Afghan soldiers and Coalition troops have launched offensives against Taliban forces in Farah and Kunar provinces and killed more than 50 Taliban. The remains of a US soldier who was listed as missing in Kunar after a Taliban assault on an outpost on May 1 have been found.
The fighting in Farah broke out after the Taliban carried out public executions of three former government officials in the Bala Boluk district. The three men were murdered for working with the government, the provincial governor told Reuters.
Afghan soldiers backed by Coalition strike aircraft launched an operation in Bala Boluk, targeting the more than 100 Taliban fighters manning fighting positions in the district. The operation sparked major fighting. Twenty-five Taliban fighters and four Afghan soldiers have been reported killed in the battle, which has been reported to still be underway. Eight soldiers and 11 civilians have also been wounded in the clashes.
“The operation is still going on and casualty figures on both sides may change,” Governor Rohul Amin said. “Civilians might have been hurt during the operations, but we don’t have any figure yet.”
The insurgency in Farah has intensified over the past two years. While attacks and violence are low compared to the hotter regions in the south and east, the Taliban has stepped up efforts in the southwest. Farah borders the insurgency-wracked province of Helmand and also borders Iran, which smuggles weapons to the Taliban across the border.
Battles in Kunar
Afghan and Coalition forces have also battled the Taliban in the eastern province of Kunar over the past several days.
On May 1, a large Taliban force, estimated at more than 100 fighters, attacked a combat outpost near the village of Nishagam, leading to a large clash that resulted in losses on both sides. Two US and two NATO soldiers were killed during the attack, and a US soldier was officially listed as Duty Status Whereabouts Unknown (DUSTWUN) before his remains were recovered. Between 11 and 14 Afghan soldiers are also missing. Three Taliban fighters were also reported killed during the fighting.

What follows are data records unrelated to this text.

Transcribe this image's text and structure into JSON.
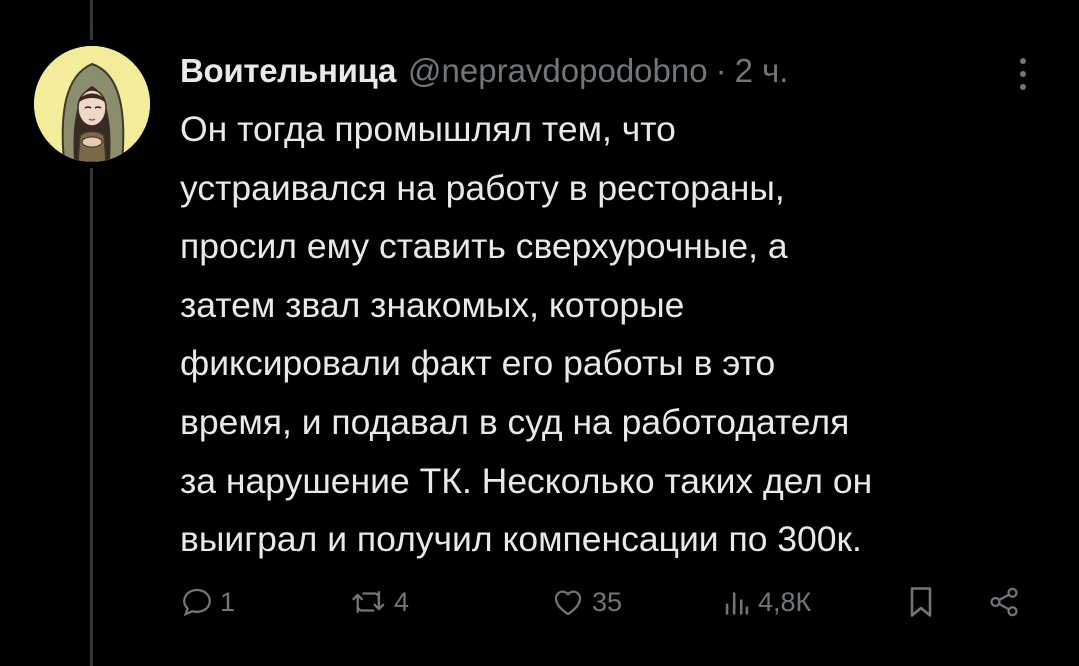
{
  "tweet": {
    "author": {
      "display_name": "Воительница",
      "handle": "@nepravdopodobno",
      "avatar_icon": "avatar-illustration"
    },
    "separator": "·",
    "time": "2 ч.",
    "text_lines": [
      "Он тогда промышлял тем, что",
      "устраивался на работу в рестораны,",
      "просил ему ставить сверхурочные, а",
      "затем звал знакомых, которые",
      "фиксировали факт его работы в это",
      "время, и подавал в суд на работодателя",
      "за нарушение ТК. Несколько таких дел он",
      "выиграл и получил компенсации по 300к."
    ],
    "actions": {
      "replies": "1",
      "retweets": "4",
      "likes": "35",
      "views": "4,8К"
    }
  },
  "colors": {
    "background": "#000000",
    "text": "#e7e9ea",
    "muted": "#71767b",
    "thread_line": "#333639",
    "avatar_bg": "#f3ec9a"
  },
  "icons": [
    "reply-icon",
    "retweet-icon",
    "like-icon",
    "views-icon",
    "bookmark-icon",
    "share-icon",
    "more-icon"
  ]
}
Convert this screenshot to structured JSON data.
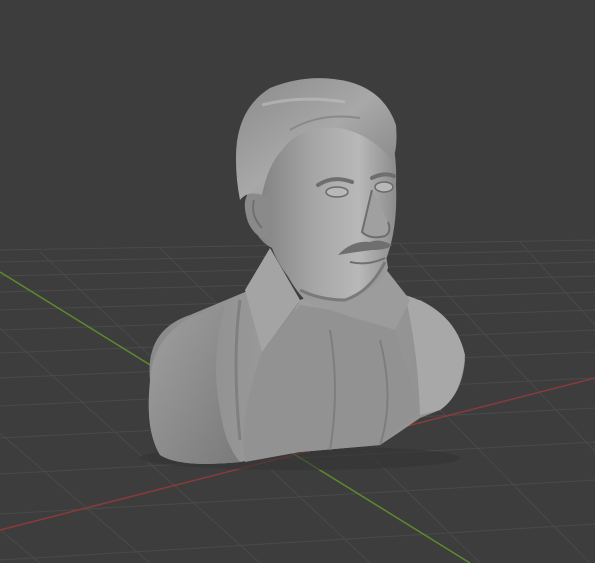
{
  "viewport": {
    "background": "#3d3d3d",
    "grid_color": "#4a4a4a",
    "x_axis_color": "#8a3a3a",
    "y_axis_color": "#5d8a2e",
    "object": {
      "name": "bust-sculpt-mesh",
      "material_color": "#9a9a9a",
      "shading": "solid-matcap-grey"
    }
  }
}
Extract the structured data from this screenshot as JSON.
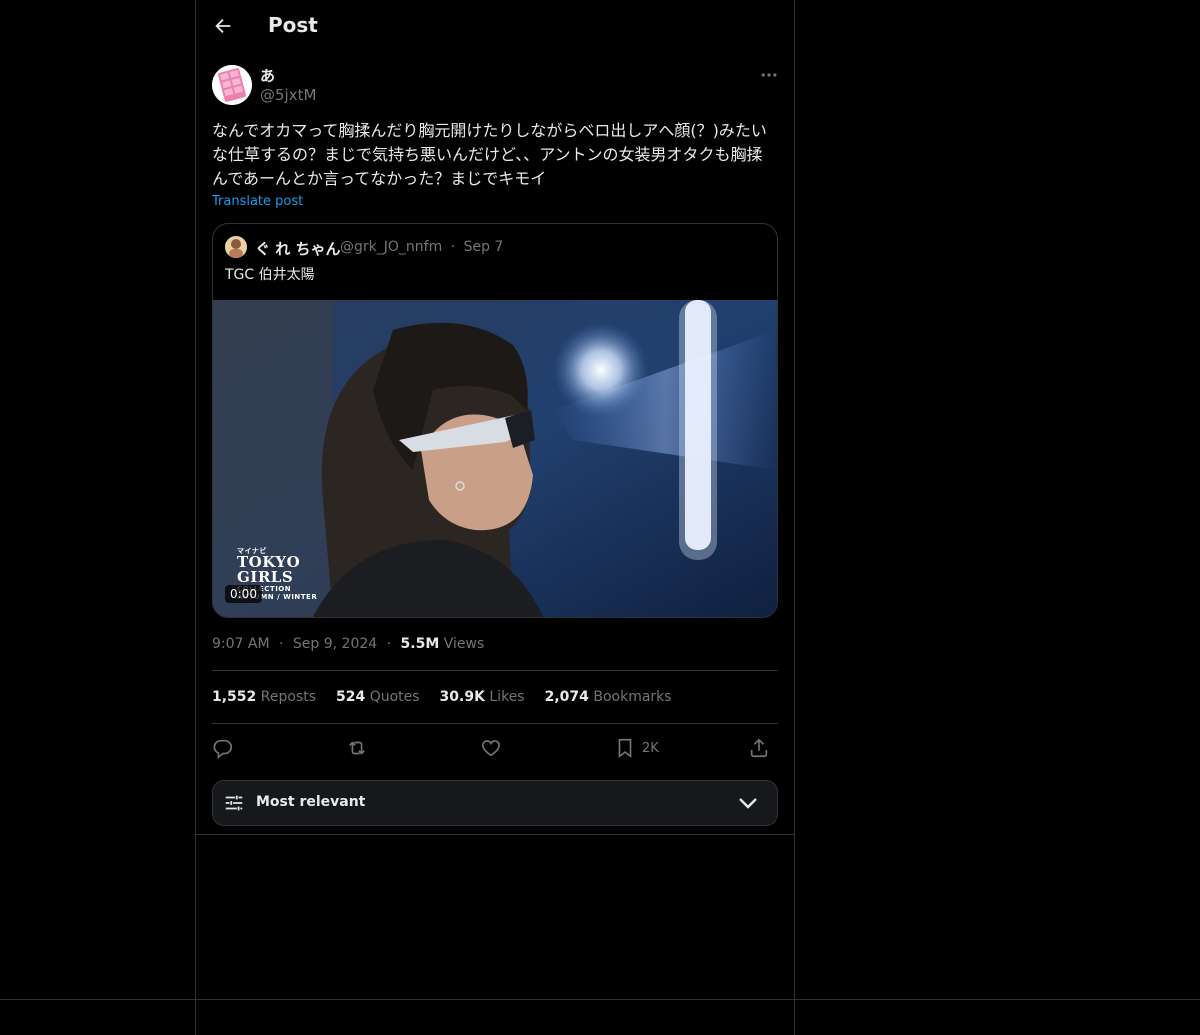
{
  "header": {
    "title": "Post",
    "back_icon": "arrow-left-icon"
  },
  "post": {
    "author_name": "あ",
    "author_handle": "@5jxtM",
    "text": "なんでオカマって胸揉んだり胸元開けたりしながらベロ出しアへ顔(？)みたいな仕草するの？まじで気持ち悪いんだけど、、アントンの女装男オタクも胸揉んであーんとか言ってなかった？まじでキモイ",
    "translate_label": "Translate post",
    "time": "9:07 AM",
    "date": "Sep 9, 2024",
    "views_count": "5.5M",
    "views_label": "Views"
  },
  "quote": {
    "name": "ぐ れ ちゃん",
    "handle": "@grk_JO_nnfm",
    "dot": "·",
    "date": "Sep 7",
    "text": "TGC 伯井太陽",
    "video_time": "0:00",
    "watermark": [
      "マイナビ",
      "TOKYO",
      "GIRLS",
      "COLLECTION",
      "AUTUMN / WINTER"
    ]
  },
  "stats": {
    "reposts_count": "1,552",
    "reposts_label": "Reposts",
    "quotes_count": "524",
    "quotes_label": "Quotes",
    "likes_count": "30.9K",
    "likes_label": "Likes",
    "bookmarks_count": "2,074",
    "bookmarks_label": "Bookmarks"
  },
  "actions": {
    "reply_icon": "reply-icon",
    "repost_icon": "repost-icon",
    "like_icon": "heart-icon",
    "bookmark_icon": "bookmark-icon",
    "bookmark_count": "2K",
    "share_icon": "share-icon"
  },
  "sort": {
    "label": "Most relevant"
  },
  "colors": {
    "background": "#000000",
    "border": "#2f3336",
    "accent": "#1d9bf0",
    "muted": "#71767b",
    "text": "#e7e9ea"
  }
}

The attack was likely the work of the Lashkar al Zil, or the Shadow Army, al Qaeda’s elite paramilitary army [see LWJ report, Al Qaeda’s paramilitary ‘Shadow Army’]. The unit has its roots in the 055 Brigade, which fought conventional battles against the Northern Alliance and US forces in Afghanistan.
The Taliban, al Qaeda, the Haqqani Network, Lashkar-e-Taiba, Harakat-ul-Jihad-al-Islami, Harakat-ul-Mujahideen, Lashkar-e-Jhangvi, and a host of Pakistani jihadi terror groups have joined forces to battle both the Pakistani military in the Northwest Frontier Province and the NATO and Afghan forces in Afghanistan. The Shadow Army contains fighters from each of these terror groups, and trains in camps in the Northwest Frontier Province and the tribal areas. The unit is led by Abdullah Sa’id al Libi.
Afghan and US forces responded to the May 1 attack by launching an operation that killed 24 Taliban fighters. Four Afghan soldiers were also killed during the fighting, which is reported to be ongoing.
Kunar is one of the most dangerous provinces in Afghanistan. Kunar is consistently in the top three in attacks and incidents, behind only Kandahar and Helmand provinces.
US forces have stepped up their presence in Kunar and neighboring Nuristan province since 2005, building remote outposts and bases along established smuggling routes used by Taliban forces.
A host of Taliban, al Qaeda, and allied Islamist terror groups operate inside Kunar and in the Bajaur tribal agency in neighboring Pakistan. Gulbuddin Hekmatyar and Younus Khalis’ Hezb-i-Islami factions operate in Kunar and in neighboring Bajaur in Pakistan. The Pakistan-based Lashkar-e-Taiba also operates in the border region. Al Qaeda’s senior leadership, including Osama bin Laden and Ayman al Zawahiri, are thought to shelter in the region.
Bajaur is a strategic command and control hub for al Qaeda. The tribal agency is administered by Faqir Mohammed, the local leader of the outlawed Tehrik-e-Nifaz-e-Shariat-e-Mohammadi (TNSM – the Movement for the Implementation of Mohammad’s Sharia Law) and the deputy leader of Baitullah Mehsud’s unified Pakistani Taliban movement.
The TNSM sent thousands of fighters into Afghanistan to fight US forces in 2001 and 2002, and continues to sponsor attacks in Afghanistan, despite a “peace agreement” with the Pakistani government that requires Faqir’s followers to disarm, stop sheltering al Qaeda, and stop cross-border attacks in Afghanistan.